====== TASK MATERIAL ======

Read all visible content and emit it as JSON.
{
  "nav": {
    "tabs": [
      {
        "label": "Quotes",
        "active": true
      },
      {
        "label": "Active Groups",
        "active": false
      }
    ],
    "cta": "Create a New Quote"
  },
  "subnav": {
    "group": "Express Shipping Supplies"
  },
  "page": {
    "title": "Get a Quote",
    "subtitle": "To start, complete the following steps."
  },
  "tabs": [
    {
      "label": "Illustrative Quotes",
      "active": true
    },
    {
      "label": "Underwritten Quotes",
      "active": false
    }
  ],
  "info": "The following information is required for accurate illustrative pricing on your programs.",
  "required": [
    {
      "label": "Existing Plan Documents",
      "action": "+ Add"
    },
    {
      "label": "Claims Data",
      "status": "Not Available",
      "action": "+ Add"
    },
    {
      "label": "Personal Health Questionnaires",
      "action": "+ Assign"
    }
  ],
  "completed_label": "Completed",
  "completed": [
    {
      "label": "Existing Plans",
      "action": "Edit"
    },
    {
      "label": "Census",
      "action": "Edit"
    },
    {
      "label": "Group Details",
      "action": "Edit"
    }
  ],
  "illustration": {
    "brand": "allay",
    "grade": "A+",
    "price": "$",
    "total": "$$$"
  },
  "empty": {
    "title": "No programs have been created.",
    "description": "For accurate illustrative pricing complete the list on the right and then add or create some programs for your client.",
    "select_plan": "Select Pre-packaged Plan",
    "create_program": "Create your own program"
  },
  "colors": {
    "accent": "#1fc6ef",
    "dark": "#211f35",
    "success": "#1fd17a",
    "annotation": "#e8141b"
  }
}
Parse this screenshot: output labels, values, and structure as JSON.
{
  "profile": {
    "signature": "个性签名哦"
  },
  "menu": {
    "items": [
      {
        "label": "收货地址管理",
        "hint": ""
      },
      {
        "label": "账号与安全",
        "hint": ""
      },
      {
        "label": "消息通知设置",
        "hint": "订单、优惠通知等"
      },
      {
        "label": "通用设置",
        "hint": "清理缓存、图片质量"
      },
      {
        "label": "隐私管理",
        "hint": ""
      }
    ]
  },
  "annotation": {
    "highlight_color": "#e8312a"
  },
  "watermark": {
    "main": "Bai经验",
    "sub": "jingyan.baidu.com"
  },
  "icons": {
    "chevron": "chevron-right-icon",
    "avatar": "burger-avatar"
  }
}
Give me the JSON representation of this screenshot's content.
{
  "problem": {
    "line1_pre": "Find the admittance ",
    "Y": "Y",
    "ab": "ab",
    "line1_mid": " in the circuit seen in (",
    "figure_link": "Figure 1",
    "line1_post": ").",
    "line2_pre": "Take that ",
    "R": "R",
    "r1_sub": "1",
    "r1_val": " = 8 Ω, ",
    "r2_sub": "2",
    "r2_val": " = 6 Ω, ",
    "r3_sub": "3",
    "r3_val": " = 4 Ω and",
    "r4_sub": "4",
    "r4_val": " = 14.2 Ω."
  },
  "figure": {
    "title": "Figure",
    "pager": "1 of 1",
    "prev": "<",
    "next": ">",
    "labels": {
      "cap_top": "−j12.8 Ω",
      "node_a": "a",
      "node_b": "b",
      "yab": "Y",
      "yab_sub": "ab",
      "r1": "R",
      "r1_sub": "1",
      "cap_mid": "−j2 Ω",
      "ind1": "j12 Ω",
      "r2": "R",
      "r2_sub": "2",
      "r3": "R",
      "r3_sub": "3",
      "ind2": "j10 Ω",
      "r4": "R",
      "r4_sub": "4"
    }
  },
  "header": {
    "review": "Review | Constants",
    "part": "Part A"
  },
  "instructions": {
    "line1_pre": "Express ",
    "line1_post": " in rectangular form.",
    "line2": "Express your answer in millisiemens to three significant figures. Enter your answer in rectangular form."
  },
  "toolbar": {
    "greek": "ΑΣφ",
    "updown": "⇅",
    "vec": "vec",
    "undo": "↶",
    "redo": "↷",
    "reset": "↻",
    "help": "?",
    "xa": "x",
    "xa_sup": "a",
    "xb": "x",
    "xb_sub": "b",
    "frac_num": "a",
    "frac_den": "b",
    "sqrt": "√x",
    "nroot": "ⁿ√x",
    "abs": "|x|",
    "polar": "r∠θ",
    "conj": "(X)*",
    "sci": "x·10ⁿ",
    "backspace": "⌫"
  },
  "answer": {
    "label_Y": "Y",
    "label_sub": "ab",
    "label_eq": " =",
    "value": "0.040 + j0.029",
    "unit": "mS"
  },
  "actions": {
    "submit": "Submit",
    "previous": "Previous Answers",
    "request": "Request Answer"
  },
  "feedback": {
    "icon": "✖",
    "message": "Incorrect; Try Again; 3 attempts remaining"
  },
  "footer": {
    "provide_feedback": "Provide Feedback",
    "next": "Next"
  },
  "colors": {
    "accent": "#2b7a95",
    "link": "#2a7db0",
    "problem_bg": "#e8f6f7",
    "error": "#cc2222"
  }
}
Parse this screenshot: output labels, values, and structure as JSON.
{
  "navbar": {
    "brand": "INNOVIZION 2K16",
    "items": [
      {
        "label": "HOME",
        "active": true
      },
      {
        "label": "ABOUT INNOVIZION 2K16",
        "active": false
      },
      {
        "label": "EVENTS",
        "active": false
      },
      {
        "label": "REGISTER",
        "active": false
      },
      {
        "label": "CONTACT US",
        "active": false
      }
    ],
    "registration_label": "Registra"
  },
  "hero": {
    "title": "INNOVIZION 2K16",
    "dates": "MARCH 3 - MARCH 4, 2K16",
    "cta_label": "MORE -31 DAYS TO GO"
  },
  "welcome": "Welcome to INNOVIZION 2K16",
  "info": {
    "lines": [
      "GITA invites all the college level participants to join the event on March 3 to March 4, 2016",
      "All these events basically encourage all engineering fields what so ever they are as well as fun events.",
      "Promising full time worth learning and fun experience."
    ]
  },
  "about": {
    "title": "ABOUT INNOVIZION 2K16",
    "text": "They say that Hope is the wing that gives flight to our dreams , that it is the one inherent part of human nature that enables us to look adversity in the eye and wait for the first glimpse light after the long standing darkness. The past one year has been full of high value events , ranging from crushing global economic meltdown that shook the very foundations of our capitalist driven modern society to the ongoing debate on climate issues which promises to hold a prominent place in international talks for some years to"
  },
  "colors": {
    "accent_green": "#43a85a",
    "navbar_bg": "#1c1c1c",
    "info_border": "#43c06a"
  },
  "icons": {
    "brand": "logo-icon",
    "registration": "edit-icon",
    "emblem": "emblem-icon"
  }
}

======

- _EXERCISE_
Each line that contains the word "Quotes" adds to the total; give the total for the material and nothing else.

- _WRITTEN RESPONSE_
3